The New York Times recently devoted much of its Sunday Magazine to the issue of childhood nutrition. Alongside a longish piece on the Obama Administration's up and down efforts to feed kids the right things at lunchtime, New York Times food writer Mark Bittman wrote about his ups and downs with providing a healthy diet for his daughters.
This all brought back lots of memories.
My mom set the bar for eating what she put on the table every day when she broke two raw eggs over my brother's head one morning and sent him off to school. He had refused to eat his breakfast and Mom had her own special way of handling these things. So if the eggs wouldn't reside in his stomach until lunch, they would instead stay with him all day. He wasn't too popular that day.
Mom cooked every day for us and when the money wasn't there for a complete meal, she would pick dandelion greens in Astoria Park and we would have them practically all week. If you've never had boiled or steamed dandelion greens soaked in olive oil, garlic and lemon, don't turn your nose up to them. They were damn good, especially with some crusty Italian bread to soak up the juices.
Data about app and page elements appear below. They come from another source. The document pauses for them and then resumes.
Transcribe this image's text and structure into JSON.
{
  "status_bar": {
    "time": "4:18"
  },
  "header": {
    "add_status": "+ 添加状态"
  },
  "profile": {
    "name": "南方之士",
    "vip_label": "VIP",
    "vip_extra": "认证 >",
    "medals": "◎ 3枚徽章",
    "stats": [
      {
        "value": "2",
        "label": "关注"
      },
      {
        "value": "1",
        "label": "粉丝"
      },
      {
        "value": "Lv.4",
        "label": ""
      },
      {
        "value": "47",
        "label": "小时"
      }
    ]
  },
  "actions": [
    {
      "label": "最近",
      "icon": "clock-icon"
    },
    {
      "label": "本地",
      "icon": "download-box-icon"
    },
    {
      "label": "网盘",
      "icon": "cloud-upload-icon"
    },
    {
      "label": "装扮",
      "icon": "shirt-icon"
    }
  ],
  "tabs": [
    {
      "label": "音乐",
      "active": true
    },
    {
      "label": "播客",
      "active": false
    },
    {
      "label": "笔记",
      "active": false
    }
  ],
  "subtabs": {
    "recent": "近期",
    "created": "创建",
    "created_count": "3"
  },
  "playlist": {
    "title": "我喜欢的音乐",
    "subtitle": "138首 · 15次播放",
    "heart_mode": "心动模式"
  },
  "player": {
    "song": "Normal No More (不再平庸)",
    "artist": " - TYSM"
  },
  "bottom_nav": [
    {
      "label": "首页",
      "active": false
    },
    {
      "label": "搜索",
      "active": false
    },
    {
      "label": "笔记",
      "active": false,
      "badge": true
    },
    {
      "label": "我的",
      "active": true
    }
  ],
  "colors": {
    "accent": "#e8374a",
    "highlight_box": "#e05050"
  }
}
Mealtime was sacred in our little apartment in Queens. No one -- not even my dad -- was allowed to squander dinner time with other pursuits, childhood or otherwise. It was a time to thank the good Lord for our daily existence and hold The Family Discussion around the kitchen table. Mom was a great cook. She even made her own yogurt.
In my lunchroom at a strict private Greek American school in the South Bronx, we had no choices as most kids do today. You ate whatever landed in your plate that given day, and if you didn't like it, you went hungry. Most of the time the food was good, home-cooked meals prepared by whatever Greek immigrant jumped ship that week. And there were no vending machines to tempt our pliable souls.
Though I have a good memory of the Greek dishes my mom would make from scratch every day, I remember the smells the most. In whatever corner my brain stores smells, it's good as new because I can conjure them up in an instant. There is one thing Mom made that I absolutely hated, and that was liver and onions. I can smell that frying in the pan right now. I ran to my room, shut the door and placed a pillow on my nose so I wouldn't breathe in the essence of liver.
In those days, the 60s, there were no fast-food restaurants nearby... none that I can remember, anyway. And if there were, Mom would steer us clear of them. It seems like she always had the time to cook and sew for us (she was a seamstress and made all of our clothes when we were young), and in turn we all had time to sit around the table, enjoy a common meal and talk about anything that popped into our heads. The only real distraction was Twilight Zone and the occasional phone call. Aside from that, it seemed like our evenings were never-ending with enough time to play outside with friends, eat dinner, do my homework (though I usually gave that short shrift), sneak in an episode of Twilight Zone and read the latest Superman adventure just before bed.
It's true those days are gone. It seems to me, though, that we have the same 24 hours now that we did then. But somehow we managed to fit a lot in without the world collapsing. And in between, we considered meals something to look forward to, not necessarily because of the nutritional value but for the simple experience of breaking bread in settings that you somehow remember time and time again.